Moglia Stadium is part of a complex at the Bronx campus that includes Jack Coffey Field—the playing field for football and soccer—as well as Houlihan Park, the University’s baseball venue. The renovations will be a “game changer” because of the importance of the stadium as “a central theater of school spirit and school pride—internally on campus, externally in New York City and the tri-state area, and also for our alumni base,” said Fordham’s director of athletics, Ed Kull. The benefits of the stadium upgrades will extend not only to football and other sports but also to Fordham Prep, which uses University facilities as part of athletics collaborations, Kull said.
The stadium improvements also include new connections with a video control room in the Lombardi Center that, when completed, will be used to livestream all home athletics events and provide a training ground for WFUV student announcers and other students interested in broadcasting.
A new digital scoreboard and VIP viewing box are planned, along with other seating improvements.
The project will build on other recent enhancements like new offices for the football program, also supported by University benefactors. The stadium upgrades will help Fordham achieve parity with the stadiums at competitor schools and boost recruitment, “the lifeblood of the program,” aiding the program in its goal of once again reaching the NCAA Football Championship Subdivision (FCS) playoffs every year, said Joe Conlin, head football coach.
Kull said the football program tries—successfully—to recruit student-athletes who can be academic achievers at Fordham. Conlin also noted the team’s many community service efforts, such as visiting children in elementary and middle schools and working with Team IMPACT, a nonprofit that supports children living with serious illness or disability.

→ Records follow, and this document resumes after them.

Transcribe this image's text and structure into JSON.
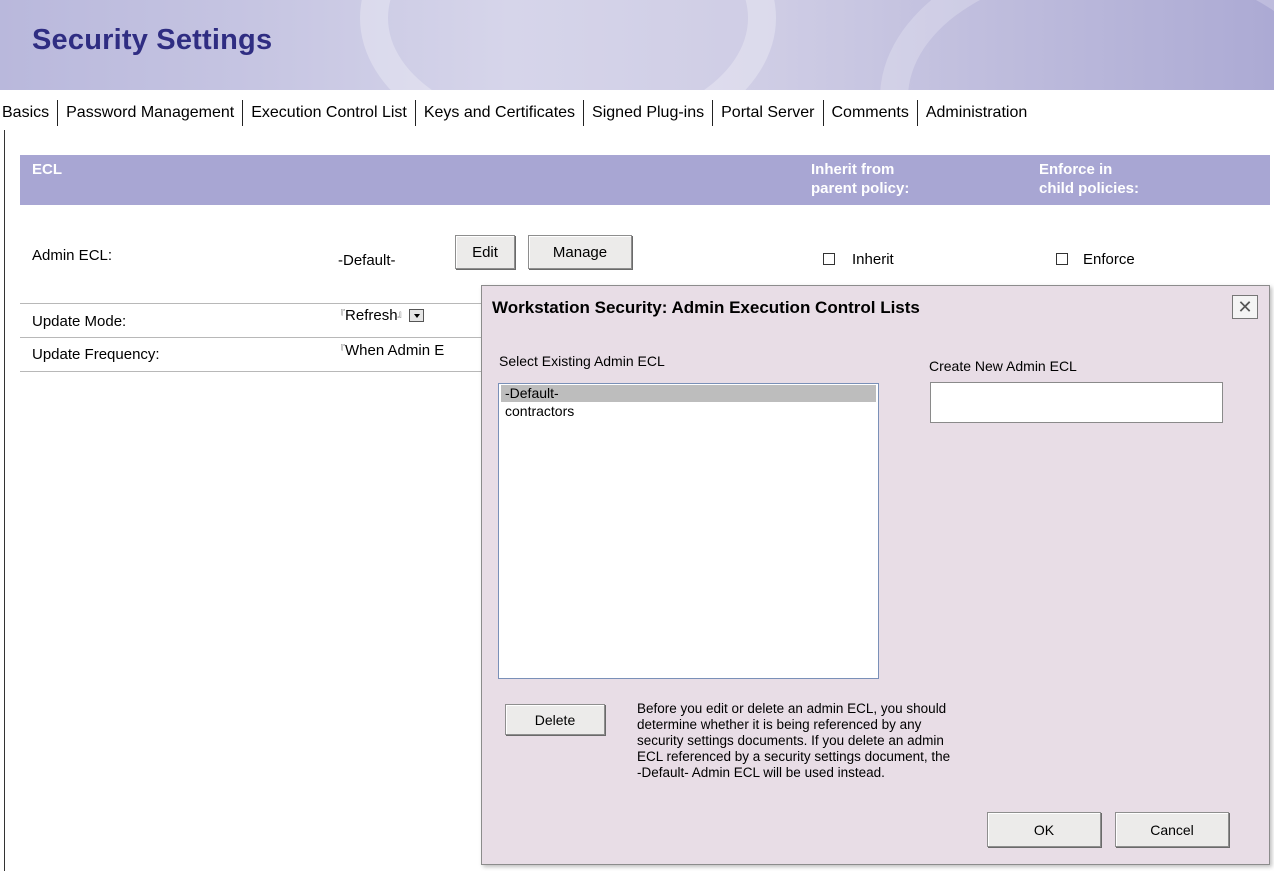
{
  "page": {
    "title": "Security Settings",
    "tabs": [
      "Basics",
      "Password Management",
      "Execution Control List",
      "Keys and Certificates",
      "Signed Plug-ins",
      "Portal Server",
      "Comments",
      "Administration"
    ]
  },
  "ecl_section": {
    "header": "ECL",
    "inherit_header_line1": "Inherit from",
    "inherit_header_line2": "parent policy:",
    "enforce_header_line1": "Enforce in",
    "enforce_header_line2": "child policies:",
    "admin_ecl_label": "Admin ECL:",
    "admin_ecl_value": "-Default-",
    "edit_label": "Edit",
    "manage_label": "Manage",
    "inherit_label": "Inherit",
    "inherit_checked": false,
    "enforce_label": "Enforce",
    "enforce_checked": false,
    "update_mode_label": "Update Mode:",
    "update_mode_value": "Refresh",
    "update_frequency_label": "Update Frequency:",
    "update_frequency_value": "When Admin E"
  },
  "dialog": {
    "title": "Workstation Security:  Admin Execution Control Lists",
    "select_label": "Select Existing Admin ECL",
    "create_label": "Create New Admin ECL",
    "new_ecl_value": "",
    "list_items": [
      "-Default-",
      "contractors"
    ],
    "selected_item": "-Default-",
    "delete_label": "Delete",
    "note": "Before you edit or delete an admin ECL, you should determine whether it is being referenced by any security settings documents. If you delete an admin ECL referenced by a security settings document, the -Default- Admin ECL will be used instead.",
    "ok_label": "OK",
    "cancel_label": "Cancel"
  },
  "colors": {
    "title_text": "#2f2d82",
    "header_bar": "#a8a6d3",
    "dialog_bg": "#e8dde6",
    "list_selection": "#bdbdbd"
  }
}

The revamped stadium will reflect “the class of institution that Fordham is,” Conlin said. “We should have a great game-day experience. We should have a great stadium. It’s a fantastic school and we have a fantastic fan base, and we have the best tailgate in FCS football, so the stadium should match that.”